Page and application data records
_ _ _ _ _
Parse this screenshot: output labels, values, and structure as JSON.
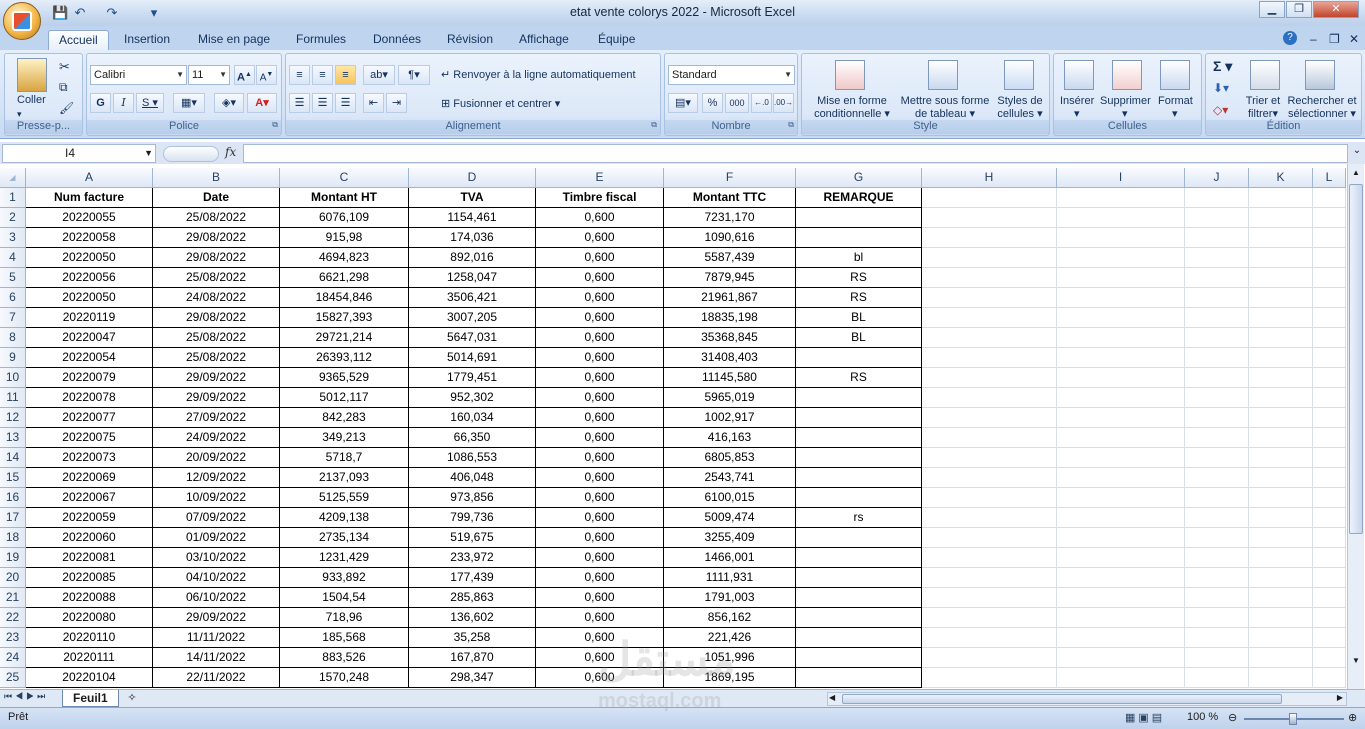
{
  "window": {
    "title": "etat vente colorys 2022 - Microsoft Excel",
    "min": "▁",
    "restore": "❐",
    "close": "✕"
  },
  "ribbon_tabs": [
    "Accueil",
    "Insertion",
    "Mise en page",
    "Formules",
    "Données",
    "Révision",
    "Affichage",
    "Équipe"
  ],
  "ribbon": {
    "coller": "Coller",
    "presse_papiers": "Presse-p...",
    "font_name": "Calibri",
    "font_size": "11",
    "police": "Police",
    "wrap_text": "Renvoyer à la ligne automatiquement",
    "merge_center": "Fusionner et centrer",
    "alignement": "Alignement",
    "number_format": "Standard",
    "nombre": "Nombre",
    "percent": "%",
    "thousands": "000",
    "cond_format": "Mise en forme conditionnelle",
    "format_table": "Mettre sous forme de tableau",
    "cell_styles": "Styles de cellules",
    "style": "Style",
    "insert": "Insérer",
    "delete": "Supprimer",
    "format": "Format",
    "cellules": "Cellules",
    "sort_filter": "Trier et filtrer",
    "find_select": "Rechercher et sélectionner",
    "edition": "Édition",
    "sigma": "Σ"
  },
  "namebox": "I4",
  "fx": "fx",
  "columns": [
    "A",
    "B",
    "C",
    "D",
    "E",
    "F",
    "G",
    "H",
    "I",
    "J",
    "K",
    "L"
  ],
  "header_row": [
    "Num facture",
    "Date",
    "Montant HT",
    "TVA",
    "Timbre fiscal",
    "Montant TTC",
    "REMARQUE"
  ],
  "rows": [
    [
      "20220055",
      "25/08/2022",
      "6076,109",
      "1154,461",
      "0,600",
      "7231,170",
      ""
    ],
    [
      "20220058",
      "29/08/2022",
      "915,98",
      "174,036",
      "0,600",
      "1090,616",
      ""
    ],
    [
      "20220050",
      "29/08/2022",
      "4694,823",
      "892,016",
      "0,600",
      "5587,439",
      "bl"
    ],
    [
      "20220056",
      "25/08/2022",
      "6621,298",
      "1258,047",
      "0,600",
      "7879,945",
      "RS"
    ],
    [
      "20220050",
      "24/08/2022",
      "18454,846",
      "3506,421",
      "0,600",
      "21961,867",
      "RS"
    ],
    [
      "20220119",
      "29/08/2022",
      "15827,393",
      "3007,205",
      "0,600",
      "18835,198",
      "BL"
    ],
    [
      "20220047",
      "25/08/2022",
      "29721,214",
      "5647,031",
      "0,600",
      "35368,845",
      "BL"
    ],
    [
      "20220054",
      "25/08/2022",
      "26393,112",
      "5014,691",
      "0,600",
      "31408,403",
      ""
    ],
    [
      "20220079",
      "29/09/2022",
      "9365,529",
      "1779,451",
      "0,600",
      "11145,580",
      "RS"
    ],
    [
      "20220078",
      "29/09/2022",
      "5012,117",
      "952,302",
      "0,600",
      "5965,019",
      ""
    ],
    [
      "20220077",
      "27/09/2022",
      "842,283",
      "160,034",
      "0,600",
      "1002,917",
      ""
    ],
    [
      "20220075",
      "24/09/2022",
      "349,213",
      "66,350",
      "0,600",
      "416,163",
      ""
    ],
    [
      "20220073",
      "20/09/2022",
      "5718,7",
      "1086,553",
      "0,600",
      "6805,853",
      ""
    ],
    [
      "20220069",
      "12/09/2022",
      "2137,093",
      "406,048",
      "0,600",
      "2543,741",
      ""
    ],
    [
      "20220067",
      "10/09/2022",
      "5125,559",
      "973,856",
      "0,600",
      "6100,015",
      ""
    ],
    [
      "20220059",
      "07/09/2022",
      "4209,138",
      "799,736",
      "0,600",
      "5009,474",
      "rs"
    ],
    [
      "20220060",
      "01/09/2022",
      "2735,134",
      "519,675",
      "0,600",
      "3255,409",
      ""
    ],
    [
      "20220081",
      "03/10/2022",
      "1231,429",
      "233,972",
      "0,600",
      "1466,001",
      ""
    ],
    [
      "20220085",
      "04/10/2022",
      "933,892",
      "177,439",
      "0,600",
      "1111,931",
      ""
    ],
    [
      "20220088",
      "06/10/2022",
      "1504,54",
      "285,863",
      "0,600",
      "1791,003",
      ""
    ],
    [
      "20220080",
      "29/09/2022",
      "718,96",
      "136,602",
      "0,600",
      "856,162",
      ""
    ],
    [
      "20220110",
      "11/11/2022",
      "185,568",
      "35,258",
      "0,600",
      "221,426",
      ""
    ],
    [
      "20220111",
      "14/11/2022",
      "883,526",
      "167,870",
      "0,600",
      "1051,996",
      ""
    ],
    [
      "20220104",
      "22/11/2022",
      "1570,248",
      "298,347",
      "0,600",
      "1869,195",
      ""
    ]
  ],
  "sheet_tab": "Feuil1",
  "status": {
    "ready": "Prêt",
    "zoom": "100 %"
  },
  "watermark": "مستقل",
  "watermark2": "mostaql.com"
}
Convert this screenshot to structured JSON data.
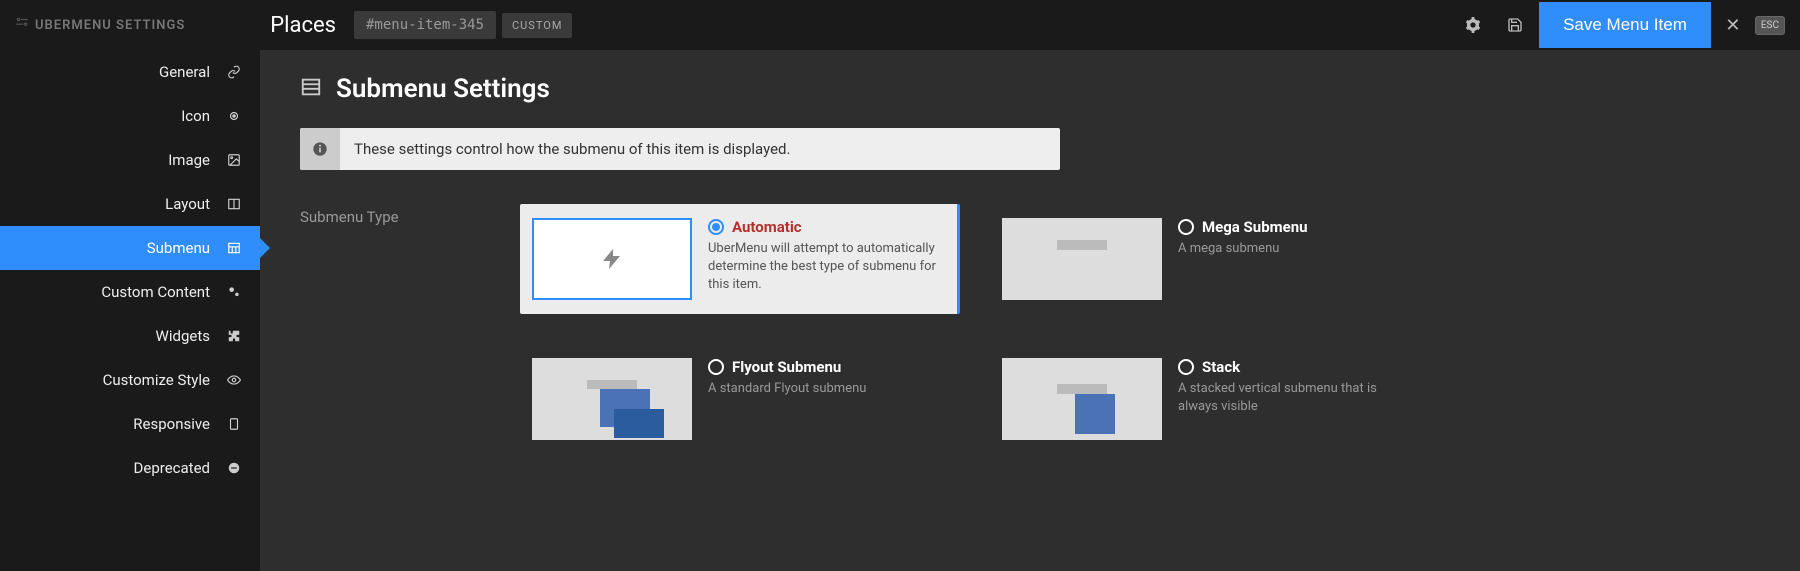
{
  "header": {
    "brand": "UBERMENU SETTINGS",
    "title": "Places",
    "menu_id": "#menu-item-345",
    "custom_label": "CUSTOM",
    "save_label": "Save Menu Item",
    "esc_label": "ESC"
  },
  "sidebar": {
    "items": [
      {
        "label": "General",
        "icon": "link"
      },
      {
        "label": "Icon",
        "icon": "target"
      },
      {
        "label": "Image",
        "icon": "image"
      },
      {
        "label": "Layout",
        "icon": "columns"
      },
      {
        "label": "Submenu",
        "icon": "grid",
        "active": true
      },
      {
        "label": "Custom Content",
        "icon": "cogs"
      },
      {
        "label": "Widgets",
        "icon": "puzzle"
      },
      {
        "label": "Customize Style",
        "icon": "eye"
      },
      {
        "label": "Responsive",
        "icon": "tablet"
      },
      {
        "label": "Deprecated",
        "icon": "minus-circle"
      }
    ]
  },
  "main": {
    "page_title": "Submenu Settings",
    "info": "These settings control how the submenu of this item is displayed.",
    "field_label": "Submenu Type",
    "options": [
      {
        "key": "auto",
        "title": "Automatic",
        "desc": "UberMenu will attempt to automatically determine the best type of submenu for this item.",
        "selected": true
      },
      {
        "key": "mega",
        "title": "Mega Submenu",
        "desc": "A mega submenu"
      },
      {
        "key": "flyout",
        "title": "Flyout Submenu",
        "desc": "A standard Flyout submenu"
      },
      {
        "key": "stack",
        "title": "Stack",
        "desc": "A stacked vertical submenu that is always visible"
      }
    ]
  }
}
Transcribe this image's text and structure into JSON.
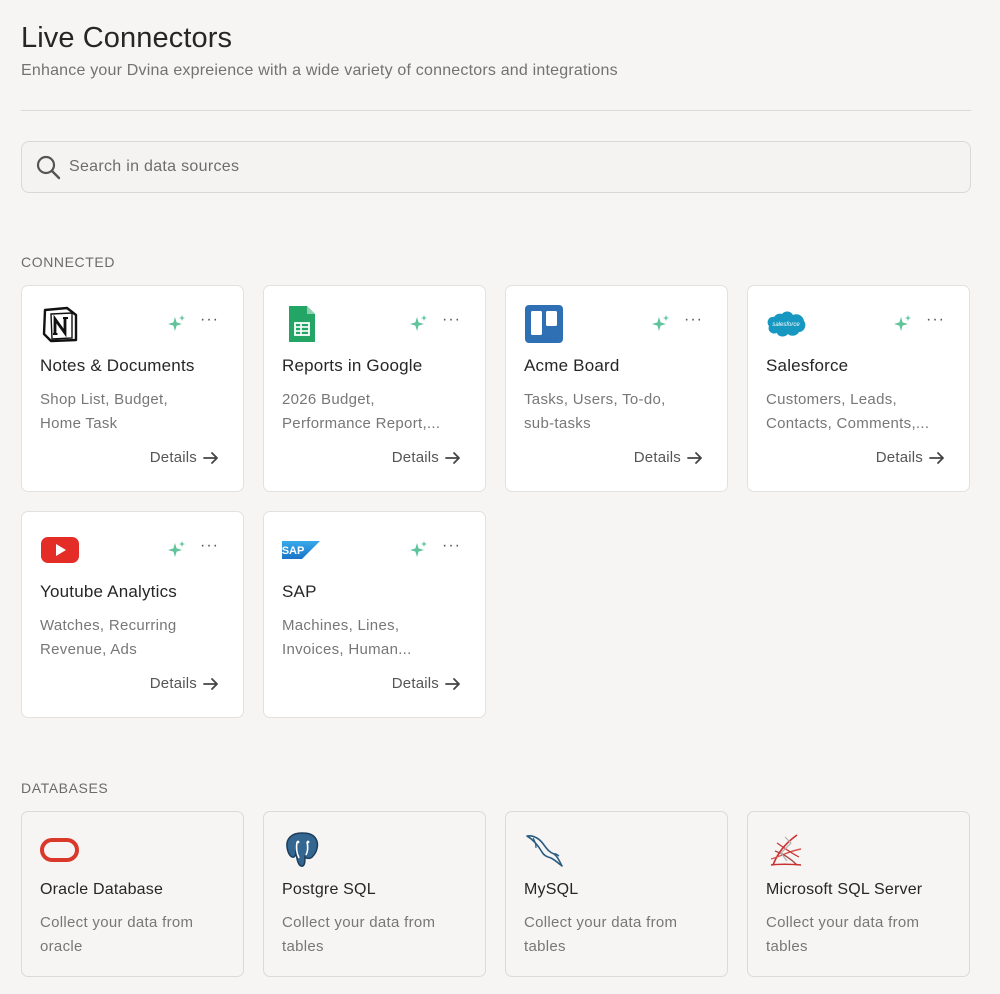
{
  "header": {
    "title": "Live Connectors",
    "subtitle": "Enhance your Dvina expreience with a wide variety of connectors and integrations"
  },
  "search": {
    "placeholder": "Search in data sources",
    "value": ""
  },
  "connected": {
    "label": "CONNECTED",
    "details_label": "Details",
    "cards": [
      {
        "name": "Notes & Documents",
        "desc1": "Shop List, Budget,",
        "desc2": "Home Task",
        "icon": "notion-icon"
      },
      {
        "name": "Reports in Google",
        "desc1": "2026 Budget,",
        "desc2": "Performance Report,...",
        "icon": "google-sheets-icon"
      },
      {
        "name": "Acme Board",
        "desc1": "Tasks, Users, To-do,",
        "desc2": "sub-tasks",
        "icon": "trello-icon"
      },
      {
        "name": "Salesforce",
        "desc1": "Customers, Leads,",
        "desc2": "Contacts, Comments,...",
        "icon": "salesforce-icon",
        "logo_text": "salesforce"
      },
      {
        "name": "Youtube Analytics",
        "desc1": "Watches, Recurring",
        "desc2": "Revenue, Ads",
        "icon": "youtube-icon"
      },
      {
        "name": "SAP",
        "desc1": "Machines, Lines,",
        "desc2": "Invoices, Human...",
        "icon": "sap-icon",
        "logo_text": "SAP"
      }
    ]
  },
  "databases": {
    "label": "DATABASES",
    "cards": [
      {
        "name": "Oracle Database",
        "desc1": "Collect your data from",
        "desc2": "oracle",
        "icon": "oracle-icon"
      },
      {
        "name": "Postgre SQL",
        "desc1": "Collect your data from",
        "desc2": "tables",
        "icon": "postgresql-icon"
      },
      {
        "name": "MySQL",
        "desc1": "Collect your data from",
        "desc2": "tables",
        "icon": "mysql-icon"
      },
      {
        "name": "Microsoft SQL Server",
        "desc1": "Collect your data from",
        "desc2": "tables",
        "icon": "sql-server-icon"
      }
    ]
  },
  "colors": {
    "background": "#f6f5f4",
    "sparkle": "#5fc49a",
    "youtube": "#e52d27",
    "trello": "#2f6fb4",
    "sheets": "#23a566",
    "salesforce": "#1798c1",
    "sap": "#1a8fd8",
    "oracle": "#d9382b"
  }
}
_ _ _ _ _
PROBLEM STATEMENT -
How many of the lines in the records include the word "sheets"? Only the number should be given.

SOLUTION TO THE PROBLEM -
2